When children learn how to tie their shoelaces, they do so in discrete steps — making a loop or tugging at the lace. Through repetition, these individual motions merge into elemental actions called “chunks” that remain so organized even after extensive practice.
Movement chunking, as the phenomenon is known, is a strategy that reduces long strings of information into shorter, more manageable pieces that are easier to remember. Scientists know that for people with Parkinson’s disease, Huntington’s disease and stroke, this movement chunking is severely disrupted. Understanding chunking and how it works is crucial for early diagnosis, treatment and rehabilitation therapy. Yet, science has no concrete explanation for it.
But now, a group of researchers, including UC Santa Barbara neurologist Scott Grafton, has developed a comprehensive theory for why chunking occurs. The research frames chunking as an economic tradeoff in the motor system, where merging small chunks becomes optimally “cost-effective” at certain learning stages. The findings appear in the journal Nature Communications.
“The nervous system aims to produce movements as efficiently as possible,” explained Grafton, a professor in the Department of Psychological & Brain Sciences and director of the campus’s Brain Imaging Center. “However, there is a computational cost to calculating efficient trajectories. The sweet spot between these goals results in chunks.”
The research team used tools of computational motor control, which produce computer models to discover how the brain controls limbs and the goals and constraints of the motor system. In this context, researchers have had difficulty explaining how humans and other animals transition from computationally simple but inefficient movements to computationally demanding but efficient ones.
“Our study resolves this difficulty by showing — theoretically and experimentally — that the most cost-effective complexity-efficiency learning paths are the ones that produce chunking,” said Grafton, who is also co-director of the Institute for Collaborative Biotechnologies. “Therefore, chunking is the natural byproduct of a clever strategy that minimizes learning costs.”
The investigators measured how rhesus macaques produced movement sequences over several days of practice and found that these animals are indeed cost-effective learners. By selecting when to meld chunks together in an intelligent way, the monkeys achieved savings on the cumulative costs of learning.
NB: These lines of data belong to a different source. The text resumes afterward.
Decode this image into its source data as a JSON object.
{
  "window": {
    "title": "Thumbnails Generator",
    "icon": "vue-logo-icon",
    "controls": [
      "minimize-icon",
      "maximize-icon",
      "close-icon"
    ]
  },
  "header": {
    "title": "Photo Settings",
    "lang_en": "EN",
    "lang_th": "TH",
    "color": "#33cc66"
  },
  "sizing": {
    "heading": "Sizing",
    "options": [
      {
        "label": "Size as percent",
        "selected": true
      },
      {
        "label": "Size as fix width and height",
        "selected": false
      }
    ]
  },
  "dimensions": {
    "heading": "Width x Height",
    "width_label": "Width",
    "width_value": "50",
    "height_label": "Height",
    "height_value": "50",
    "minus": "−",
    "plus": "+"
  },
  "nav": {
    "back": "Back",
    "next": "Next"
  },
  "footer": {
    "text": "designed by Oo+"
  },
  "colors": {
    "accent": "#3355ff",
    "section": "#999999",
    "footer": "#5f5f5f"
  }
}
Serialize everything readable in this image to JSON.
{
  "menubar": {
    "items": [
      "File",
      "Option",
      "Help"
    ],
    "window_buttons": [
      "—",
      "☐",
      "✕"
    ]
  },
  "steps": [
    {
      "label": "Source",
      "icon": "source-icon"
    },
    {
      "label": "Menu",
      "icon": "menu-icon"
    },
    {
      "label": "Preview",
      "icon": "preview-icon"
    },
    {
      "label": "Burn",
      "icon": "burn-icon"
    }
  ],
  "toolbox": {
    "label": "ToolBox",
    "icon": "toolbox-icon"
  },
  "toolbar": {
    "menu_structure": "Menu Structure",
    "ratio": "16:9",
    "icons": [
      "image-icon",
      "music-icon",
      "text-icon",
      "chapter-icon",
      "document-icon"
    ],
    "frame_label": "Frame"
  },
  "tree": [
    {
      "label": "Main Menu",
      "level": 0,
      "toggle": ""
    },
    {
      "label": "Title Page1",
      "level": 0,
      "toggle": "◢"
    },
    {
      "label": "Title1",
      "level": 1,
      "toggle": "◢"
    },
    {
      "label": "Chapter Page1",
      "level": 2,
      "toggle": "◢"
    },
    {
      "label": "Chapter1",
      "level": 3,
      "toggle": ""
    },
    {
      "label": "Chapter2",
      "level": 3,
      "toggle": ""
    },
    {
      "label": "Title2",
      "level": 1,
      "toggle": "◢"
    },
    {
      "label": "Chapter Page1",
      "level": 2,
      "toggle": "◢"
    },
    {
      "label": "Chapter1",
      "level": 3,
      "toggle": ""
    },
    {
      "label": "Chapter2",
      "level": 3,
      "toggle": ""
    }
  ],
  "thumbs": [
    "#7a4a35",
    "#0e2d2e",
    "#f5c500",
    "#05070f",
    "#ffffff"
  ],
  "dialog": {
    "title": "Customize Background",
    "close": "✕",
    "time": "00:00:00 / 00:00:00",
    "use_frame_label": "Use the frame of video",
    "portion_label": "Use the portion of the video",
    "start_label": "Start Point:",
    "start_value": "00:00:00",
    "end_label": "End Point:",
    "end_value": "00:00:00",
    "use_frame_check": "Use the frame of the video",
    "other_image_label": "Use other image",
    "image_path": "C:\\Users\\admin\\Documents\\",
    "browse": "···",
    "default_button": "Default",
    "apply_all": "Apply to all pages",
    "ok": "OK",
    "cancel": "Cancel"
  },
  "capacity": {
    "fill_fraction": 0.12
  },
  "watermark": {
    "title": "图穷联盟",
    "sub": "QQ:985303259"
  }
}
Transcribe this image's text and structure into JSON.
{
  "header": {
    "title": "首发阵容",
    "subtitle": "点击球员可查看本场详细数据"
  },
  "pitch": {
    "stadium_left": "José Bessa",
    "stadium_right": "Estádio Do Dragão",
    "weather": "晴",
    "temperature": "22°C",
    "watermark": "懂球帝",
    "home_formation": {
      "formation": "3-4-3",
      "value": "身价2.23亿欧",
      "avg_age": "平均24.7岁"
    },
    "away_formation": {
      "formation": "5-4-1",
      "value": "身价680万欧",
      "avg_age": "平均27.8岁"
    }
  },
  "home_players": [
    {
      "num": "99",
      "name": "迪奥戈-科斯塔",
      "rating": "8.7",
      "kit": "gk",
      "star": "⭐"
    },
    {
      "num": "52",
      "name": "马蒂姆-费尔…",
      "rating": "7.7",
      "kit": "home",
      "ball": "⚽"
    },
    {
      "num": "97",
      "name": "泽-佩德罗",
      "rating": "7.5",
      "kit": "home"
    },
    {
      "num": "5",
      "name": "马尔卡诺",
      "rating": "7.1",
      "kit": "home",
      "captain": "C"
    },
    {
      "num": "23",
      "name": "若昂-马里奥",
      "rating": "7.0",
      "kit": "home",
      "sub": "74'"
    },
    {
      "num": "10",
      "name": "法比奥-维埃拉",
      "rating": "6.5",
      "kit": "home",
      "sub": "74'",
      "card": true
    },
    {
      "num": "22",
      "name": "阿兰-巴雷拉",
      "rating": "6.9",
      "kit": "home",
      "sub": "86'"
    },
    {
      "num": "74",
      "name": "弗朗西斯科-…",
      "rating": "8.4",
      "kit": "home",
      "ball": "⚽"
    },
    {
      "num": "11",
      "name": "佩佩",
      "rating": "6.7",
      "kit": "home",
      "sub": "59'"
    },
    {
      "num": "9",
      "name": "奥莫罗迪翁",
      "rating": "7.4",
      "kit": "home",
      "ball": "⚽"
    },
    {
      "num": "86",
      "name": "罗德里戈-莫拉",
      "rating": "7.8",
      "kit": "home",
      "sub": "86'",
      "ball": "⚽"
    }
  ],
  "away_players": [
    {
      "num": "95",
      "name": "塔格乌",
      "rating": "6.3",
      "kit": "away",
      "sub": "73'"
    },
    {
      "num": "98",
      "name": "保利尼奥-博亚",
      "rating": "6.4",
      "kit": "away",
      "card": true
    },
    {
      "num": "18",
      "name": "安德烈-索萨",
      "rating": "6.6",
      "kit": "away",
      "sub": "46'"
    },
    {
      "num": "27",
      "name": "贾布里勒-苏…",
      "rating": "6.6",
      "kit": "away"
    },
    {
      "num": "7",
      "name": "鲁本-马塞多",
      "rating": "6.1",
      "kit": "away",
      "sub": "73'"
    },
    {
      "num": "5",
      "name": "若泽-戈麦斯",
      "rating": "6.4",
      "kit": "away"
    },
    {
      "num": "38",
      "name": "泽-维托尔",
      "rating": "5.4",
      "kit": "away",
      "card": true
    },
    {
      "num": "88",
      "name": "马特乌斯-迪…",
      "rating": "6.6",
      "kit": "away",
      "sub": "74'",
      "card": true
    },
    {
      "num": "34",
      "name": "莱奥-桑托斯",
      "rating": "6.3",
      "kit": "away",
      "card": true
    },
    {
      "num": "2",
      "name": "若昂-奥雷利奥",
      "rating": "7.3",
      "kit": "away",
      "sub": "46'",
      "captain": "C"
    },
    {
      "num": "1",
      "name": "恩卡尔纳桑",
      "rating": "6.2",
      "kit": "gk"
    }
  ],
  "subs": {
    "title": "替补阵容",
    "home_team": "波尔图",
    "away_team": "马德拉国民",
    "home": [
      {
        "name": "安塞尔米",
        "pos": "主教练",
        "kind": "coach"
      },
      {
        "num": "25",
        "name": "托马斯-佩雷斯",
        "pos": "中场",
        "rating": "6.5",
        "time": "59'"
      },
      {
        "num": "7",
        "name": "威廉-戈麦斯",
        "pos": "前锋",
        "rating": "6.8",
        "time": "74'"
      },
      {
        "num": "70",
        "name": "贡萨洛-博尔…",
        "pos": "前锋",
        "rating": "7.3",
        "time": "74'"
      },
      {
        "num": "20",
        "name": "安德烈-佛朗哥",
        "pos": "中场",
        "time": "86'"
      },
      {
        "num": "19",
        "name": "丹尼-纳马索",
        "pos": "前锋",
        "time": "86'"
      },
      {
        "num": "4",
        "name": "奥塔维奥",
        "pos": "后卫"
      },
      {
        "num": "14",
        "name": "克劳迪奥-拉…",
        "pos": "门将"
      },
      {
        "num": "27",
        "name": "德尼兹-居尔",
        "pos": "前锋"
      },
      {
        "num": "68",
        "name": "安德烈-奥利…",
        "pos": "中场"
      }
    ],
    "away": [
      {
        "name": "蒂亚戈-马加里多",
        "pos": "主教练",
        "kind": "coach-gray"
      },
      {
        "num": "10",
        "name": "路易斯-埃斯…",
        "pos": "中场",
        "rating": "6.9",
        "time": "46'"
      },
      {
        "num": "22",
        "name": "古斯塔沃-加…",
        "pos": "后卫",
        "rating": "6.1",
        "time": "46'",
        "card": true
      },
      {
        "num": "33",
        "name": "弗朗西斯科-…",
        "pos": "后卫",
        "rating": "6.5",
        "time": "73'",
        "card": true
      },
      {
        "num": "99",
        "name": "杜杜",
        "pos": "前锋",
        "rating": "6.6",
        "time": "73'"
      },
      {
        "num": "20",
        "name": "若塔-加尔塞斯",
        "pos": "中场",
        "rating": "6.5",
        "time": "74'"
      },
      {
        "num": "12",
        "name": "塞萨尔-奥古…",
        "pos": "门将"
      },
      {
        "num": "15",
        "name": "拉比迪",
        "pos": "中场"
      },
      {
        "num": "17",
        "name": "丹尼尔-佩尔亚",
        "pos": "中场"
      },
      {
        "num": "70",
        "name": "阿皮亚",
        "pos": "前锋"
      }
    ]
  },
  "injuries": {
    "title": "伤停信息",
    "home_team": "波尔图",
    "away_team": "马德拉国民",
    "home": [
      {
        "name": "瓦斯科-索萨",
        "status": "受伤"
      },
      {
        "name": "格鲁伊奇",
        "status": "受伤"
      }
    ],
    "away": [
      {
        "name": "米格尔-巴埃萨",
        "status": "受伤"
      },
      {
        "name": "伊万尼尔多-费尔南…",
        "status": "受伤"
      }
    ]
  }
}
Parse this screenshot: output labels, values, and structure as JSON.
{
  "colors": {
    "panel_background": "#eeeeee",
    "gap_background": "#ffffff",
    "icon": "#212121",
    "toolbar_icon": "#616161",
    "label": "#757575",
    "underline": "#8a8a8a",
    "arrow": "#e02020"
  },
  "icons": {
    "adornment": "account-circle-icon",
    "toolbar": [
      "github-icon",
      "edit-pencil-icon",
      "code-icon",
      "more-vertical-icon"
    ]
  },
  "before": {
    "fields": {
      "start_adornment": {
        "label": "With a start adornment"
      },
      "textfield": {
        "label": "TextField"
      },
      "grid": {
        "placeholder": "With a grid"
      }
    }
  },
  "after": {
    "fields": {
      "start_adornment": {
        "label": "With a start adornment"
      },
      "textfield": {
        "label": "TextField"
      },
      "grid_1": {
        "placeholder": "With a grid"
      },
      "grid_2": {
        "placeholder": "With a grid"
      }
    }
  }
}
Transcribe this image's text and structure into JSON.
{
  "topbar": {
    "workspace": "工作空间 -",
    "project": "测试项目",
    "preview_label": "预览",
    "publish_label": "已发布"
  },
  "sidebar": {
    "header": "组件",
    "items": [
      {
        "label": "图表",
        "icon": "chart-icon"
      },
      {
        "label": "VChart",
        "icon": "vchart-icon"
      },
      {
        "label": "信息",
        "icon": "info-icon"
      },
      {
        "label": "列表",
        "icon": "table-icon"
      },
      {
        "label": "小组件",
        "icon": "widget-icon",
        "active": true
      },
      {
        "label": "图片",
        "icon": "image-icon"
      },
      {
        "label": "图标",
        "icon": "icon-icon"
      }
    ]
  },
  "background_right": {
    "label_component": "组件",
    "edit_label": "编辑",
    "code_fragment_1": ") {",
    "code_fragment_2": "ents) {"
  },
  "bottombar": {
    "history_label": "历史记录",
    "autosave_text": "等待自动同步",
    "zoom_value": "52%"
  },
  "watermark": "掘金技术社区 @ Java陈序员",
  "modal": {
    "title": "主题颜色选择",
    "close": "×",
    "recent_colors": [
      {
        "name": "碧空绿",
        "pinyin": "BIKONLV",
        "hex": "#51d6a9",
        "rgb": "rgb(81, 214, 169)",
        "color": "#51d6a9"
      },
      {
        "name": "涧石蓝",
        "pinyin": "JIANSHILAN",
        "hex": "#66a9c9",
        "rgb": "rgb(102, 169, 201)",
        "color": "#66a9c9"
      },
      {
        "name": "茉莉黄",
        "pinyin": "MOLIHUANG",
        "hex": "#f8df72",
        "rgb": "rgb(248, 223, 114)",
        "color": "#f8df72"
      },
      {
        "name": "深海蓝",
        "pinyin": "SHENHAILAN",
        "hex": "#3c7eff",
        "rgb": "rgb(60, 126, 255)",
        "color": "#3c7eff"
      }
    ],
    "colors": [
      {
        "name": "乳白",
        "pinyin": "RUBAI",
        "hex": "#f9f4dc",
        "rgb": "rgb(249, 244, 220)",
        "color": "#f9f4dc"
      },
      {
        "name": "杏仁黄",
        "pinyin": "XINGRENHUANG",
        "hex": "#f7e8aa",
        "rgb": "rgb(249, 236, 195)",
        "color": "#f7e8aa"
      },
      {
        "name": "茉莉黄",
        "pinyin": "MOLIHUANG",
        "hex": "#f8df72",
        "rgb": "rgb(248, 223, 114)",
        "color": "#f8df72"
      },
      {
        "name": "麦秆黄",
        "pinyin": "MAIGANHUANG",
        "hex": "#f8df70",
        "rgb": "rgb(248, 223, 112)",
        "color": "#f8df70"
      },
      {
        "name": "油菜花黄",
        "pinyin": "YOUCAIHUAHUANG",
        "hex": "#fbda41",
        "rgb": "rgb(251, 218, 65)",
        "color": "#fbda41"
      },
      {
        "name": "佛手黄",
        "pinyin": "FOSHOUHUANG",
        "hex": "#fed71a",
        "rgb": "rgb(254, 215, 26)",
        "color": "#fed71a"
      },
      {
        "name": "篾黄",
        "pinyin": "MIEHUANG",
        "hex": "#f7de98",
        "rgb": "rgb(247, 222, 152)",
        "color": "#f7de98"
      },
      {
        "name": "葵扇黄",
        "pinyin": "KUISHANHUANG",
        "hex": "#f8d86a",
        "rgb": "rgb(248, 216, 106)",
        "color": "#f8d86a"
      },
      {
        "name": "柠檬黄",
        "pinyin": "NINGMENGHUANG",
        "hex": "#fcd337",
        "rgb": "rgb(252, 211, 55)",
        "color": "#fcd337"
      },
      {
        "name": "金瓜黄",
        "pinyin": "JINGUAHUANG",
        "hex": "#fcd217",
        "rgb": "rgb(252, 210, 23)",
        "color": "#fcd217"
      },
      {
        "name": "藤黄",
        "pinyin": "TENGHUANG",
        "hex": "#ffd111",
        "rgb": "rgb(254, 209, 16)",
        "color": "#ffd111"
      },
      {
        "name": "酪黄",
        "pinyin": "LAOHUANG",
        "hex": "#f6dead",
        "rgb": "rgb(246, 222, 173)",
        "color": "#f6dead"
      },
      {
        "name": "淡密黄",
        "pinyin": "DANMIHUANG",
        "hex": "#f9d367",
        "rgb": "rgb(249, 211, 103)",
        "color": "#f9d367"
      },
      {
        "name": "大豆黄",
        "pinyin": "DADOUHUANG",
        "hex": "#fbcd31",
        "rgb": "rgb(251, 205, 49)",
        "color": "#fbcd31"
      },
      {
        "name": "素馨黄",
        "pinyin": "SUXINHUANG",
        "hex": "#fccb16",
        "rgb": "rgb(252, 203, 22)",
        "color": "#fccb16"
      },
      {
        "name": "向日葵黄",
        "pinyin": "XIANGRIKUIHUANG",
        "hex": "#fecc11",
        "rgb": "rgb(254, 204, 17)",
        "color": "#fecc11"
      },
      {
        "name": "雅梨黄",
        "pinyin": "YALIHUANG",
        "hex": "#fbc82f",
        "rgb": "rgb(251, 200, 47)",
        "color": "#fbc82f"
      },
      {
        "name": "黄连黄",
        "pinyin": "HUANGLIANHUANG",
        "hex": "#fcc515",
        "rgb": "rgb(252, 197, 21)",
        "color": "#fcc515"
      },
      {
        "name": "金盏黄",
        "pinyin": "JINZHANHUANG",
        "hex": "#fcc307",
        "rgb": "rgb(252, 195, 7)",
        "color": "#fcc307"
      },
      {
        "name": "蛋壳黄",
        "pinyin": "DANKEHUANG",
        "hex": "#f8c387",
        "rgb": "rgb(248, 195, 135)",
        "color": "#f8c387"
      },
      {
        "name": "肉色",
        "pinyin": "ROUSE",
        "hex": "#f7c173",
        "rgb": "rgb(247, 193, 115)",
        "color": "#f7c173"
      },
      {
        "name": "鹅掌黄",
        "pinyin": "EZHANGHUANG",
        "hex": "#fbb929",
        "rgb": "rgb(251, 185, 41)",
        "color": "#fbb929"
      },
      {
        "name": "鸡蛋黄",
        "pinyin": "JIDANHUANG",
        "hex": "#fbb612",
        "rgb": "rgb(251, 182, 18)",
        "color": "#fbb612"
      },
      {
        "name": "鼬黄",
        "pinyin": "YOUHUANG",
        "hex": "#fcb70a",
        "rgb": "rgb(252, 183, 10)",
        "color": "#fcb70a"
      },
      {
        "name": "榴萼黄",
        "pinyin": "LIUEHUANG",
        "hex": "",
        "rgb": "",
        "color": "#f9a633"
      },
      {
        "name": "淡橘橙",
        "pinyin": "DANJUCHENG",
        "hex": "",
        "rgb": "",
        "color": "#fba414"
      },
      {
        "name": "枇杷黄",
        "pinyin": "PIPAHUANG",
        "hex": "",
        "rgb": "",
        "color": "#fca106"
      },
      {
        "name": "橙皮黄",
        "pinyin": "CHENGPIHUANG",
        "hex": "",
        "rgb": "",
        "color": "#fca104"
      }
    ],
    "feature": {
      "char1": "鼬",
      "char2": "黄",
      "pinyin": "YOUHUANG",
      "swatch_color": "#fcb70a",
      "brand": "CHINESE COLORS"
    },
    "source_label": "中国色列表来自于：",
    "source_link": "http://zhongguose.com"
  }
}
They divided the movement sequence into chunks, optimized for efficiency within chunks and then merged chunks only when further gains in efficiency were required.
“Movement chunking has been extensively characterized in health and disease across humans and animals, but until now, a normative theory was lacking,” said Grafton, “Our theory derives optimal movement trajectories, and these experiments in which monkeys learn to produce a novel sequence of movements over an extended period of time demonstrate that our theory explains the essential features of the chunks that emerge in their movements.”
Framing the chunking phenomenon as an economic tradeoff offers a fresh perspective on motor learning and its disorders. For example, the irregular nature of movements post-stroke may be attributed to lower computational budgets for motor learning, and the inefficient movements seen in stroke may thus be adaptive to these budgets, Grafton explained. Any rehabilitation approach could benefit from this insight, he noted.
“Our computational perspective on chunking also opens up new questions regarding how the brain controls movements,” Grafton said. “In particular, recent evidence for the neural coding of chunking in the brain must be re-examined in the light of computational theories. Are neurons coding kinematic decisions, computational budgets or efficiency goals? These are broad open questions for the entire field of motor control.”